What the task asks: What do the entries below say? Restate them word for word.

>>>>

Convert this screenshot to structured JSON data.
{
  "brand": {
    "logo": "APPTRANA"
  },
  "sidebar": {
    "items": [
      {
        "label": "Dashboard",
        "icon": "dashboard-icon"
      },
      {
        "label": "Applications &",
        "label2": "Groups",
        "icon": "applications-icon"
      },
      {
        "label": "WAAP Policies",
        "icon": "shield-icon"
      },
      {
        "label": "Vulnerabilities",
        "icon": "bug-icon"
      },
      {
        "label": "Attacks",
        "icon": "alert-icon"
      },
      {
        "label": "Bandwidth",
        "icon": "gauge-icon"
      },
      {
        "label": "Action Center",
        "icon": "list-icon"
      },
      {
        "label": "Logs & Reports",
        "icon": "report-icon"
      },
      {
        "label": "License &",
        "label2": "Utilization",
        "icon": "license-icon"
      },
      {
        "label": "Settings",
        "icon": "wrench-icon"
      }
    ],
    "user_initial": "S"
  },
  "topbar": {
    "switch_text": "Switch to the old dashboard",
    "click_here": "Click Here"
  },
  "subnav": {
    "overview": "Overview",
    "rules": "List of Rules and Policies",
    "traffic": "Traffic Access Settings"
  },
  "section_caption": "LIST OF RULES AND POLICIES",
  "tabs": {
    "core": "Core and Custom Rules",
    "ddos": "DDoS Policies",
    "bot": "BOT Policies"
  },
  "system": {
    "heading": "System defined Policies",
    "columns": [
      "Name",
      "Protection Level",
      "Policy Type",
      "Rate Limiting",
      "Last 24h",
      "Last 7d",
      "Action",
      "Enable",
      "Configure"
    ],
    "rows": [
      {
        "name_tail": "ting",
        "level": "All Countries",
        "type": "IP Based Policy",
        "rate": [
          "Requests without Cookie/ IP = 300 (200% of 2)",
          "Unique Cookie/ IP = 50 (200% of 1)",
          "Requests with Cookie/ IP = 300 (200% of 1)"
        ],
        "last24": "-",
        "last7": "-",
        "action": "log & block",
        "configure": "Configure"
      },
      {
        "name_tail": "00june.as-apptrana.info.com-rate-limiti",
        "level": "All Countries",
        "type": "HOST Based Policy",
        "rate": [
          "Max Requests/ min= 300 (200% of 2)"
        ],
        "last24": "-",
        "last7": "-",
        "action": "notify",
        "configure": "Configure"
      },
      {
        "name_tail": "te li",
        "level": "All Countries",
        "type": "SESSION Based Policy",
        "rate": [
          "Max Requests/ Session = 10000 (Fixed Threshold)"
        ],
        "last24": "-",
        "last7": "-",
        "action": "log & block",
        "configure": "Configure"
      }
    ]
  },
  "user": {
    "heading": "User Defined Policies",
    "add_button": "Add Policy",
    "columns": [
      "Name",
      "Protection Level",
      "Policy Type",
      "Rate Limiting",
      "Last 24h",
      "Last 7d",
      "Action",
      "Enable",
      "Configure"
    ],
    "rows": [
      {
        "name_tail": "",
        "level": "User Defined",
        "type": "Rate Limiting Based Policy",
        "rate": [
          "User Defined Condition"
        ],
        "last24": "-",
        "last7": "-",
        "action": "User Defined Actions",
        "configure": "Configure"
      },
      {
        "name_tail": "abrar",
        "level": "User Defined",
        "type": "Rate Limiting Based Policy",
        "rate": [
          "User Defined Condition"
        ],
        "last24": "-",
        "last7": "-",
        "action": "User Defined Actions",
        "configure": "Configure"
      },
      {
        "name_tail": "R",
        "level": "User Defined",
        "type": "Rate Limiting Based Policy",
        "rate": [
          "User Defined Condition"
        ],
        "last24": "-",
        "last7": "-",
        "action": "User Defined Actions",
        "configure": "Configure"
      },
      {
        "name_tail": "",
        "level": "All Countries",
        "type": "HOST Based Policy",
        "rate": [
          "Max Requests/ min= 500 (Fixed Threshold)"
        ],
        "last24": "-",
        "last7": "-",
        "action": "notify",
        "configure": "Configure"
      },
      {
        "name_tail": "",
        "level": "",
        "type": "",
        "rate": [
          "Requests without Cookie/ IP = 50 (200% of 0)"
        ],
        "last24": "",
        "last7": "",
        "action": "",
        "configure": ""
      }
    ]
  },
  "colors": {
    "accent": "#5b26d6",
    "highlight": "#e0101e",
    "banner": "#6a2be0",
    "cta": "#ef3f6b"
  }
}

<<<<

Task output:
Convert this screenshot to structured JSON data.
{
  "brand": {
    "logo": "APPTRANA"
  },
  "sidebar": {
    "items": [
      {
        "label": "Dashboard",
        "icon": "dashboard-icon"
      },
      {
        "label": "Applications &",
        "label2": "Groups",
        "icon": "applications-icon"
      },
      {
        "label": "WAAP Policies",
        "icon": "shield-icon"
      },
      {
        "label": "Vulnerabilities",
        "icon": "bug-icon"
      },
      {
        "label": "Attacks",
        "icon": "alert-icon"
      },
      {
        "label": "Bandwidth",
        "icon": "gauge-icon"
      },
      {
        "label": "Action Center",
        "icon": "list-icon"
      },
      {
        "label": "Logs & Reports",
        "icon": "report-icon"
      },
      {
        "label": "License &",
        "label2": "Utilization",
        "icon": "license-icon"
      },
      {
        "label": "Settings",
        "icon": "wrench-icon"
      }
    ],
    "user_initial": "S"
  },
  "topbar": {
    "switch_text": "Switch to the old dashboard",
    "click_here": "Click Here"
  },
  "subnav": {
    "overview": "Overview",
    "rules": "List of Rules and Policies",
    "traffic": "Traffic Access Settings"
  },
  "section_caption": "LIST OF RULES AND POLICIES",
  "tabs": {
    "core": "Core and Custom Rules",
    "ddos": "DDoS Policies",
    "bot": "BOT Policies"
  },
  "system": {
    "heading": "System defined Policies",
    "columns": [
      "Name",
      "Protection Level",
      "Policy Type",
      "Rate Limiting",
      "Last 24h",
      "Last 7d",
      "Action",
      "Enable",
      "Configure"
    ],
    "rows": [
      {
        "name_tail": "ting",
        "level": "All Countries",
        "type": "IP Based Policy",
        "rate": [
          "Requests without Cookie/ IP = 300 (200% of 2)",
          "Unique Cookie/ IP = 50 (200% of 1)",
          "Requests with Cookie/ IP = 300 (200% of 1)"
        ],
        "last24": "-",
        "last7": "-",
        "action": "log & block",
        "configure": "Configure"
      },
      {
        "name_tail": "00june.as-apptrana.info.com-rate-limiti",
        "level": "All Countries",
        "type": "HOST Based Policy",
        "rate": [
          "Max Requests/ min= 300 (200% of 2)"
        ],
        "last24": "-",
        "last7": "-",
        "action": "notify",
        "configure": "Configure"
      },
      {
        "name_tail": "te li",
        "level": "All Countries",
        "type": "SESSION Based Policy",
        "rate": [
          "Max Requests/ Session = 10000 (Fixed Threshold)"
        ],
        "last24": "-",
        "last7": "-",
        "action": "log & block",
        "configure": "Configure"
      }
    ]
  },
  "user": {
    "heading": "User Defined Policies",
    "add_button": "Add Policy",
    "columns": [
      "Name",
      "Protection Level",
      "Policy Type",
      "Rate Limiting",
      "Last 24h",
      "Last 7d",
      "Action",
      "Enable",
      "Configure"
    ],
    "rows": [
      {
        "name_tail": "",
        "level": "User Defined",
        "type": "Rate Limiting Based Policy",
        "rate": [
          "User Defined Condition"
        ],
        "last24": "-",
        "last7": "-",
        "action": "User Defined Actions",
        "configure": "Configure"
      },
      {
        "name_tail": "abrar",
        "level": "User Defined",
        "type": "Rate Limiting Based Policy",
        "rate": [
          "User Defined Condition"
        ],
        "last24": "-",
        "last7": "-",
        "action": "User Defined Actions",
        "configure": "Configure"
      },
      {
        "name_tail": "R",
        "level": "User Defined",
        "type": "Rate Limiting Based Policy",
        "rate": [
          "User Defined Condition"
        ],
        "last24": "-",
        "last7": "-",
        "action": "User Defined Actions",
        "configure": "Configure"
      },
      {
        "name_tail": "",
        "level": "All Countries",
        "type": "HOST Based Policy",
        "rate": [
          "Max Requests/ min= 500 (Fixed Threshold)"
        ],
        "last24": "-",
        "last7": "-",
        "action": "notify",
        "configure": "Configure"
      },
      {
        "name_tail": "",
        "level": "",
        "type": "",
        "rate": [
          "Requests without Cookie/ IP = 50 (200% of 0)"
        ],
        "last24": "",
        "last7": "",
        "action": "",
        "configure": ""
      }
    ]
  },
  "colors": {
    "accent": "#5b26d6",
    "highlight": "#e0101e",
    "banner": "#6a2be0",
    "cta": "#ef3f6b"
  }
}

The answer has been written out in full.